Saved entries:
Segment Open

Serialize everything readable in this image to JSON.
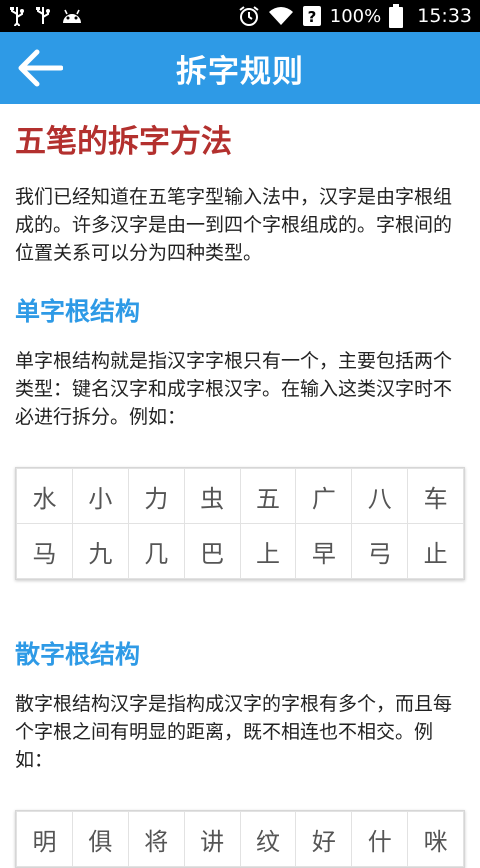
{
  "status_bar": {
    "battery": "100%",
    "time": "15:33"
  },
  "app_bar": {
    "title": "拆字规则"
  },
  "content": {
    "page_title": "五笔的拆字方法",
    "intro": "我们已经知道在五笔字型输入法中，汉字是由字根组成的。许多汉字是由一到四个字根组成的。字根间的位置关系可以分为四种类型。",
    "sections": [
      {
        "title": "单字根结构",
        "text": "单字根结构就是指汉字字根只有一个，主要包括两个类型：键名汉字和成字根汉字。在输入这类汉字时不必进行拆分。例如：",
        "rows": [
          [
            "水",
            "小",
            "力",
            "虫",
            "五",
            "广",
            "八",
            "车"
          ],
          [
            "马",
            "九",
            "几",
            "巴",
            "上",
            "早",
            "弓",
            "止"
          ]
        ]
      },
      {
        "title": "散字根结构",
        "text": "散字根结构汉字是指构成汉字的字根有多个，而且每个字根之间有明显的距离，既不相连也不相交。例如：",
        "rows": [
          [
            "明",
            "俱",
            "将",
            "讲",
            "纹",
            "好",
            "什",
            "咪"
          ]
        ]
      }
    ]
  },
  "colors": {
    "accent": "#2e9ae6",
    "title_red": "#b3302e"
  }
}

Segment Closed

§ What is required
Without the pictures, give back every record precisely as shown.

§ Answer section
Serialize everything readable in this image to JSON.
{
  "status_bar": {
    "battery": "100%",
    "time": "15:33"
  },
  "app_bar": {
    "title": "拆字规则"
  },
  "content": {
    "page_title": "五笔的拆字方法",
    "intro": "我们已经知道在五笔字型输入法中，汉字是由字根组成的。许多汉字是由一到四个字根组成的。字根间的位置关系可以分为四种类型。",
    "sections": [
      {
        "title": "单字根结构",
        "text": "单字根结构就是指汉字字根只有一个，主要包括两个类型：键名汉字和成字根汉字。在输入这类汉字时不必进行拆分。例如：",
        "rows": [
          [
            "水",
            "小",
            "力",
            "虫",
            "五",
            "广",
            "八",
            "车"
          ],
          [
            "马",
            "九",
            "几",
            "巴",
            "上",
            "早",
            "弓",
            "止"
          ]
        ]
      },
      {
        "title": "散字根结构",
        "text": "散字根结构汉字是指构成汉字的字根有多个，而且每个字根之间有明显的距离，既不相连也不相交。例如：",
        "rows": [
          [
            "明",
            "俱",
            "将",
            "讲",
            "纹",
            "好",
            "什",
            "咪"
          ]
        ]
      }
    ]
  },
  "colors": {
    "accent": "#2e9ae6",
    "title_red": "#b3302e"
  }
}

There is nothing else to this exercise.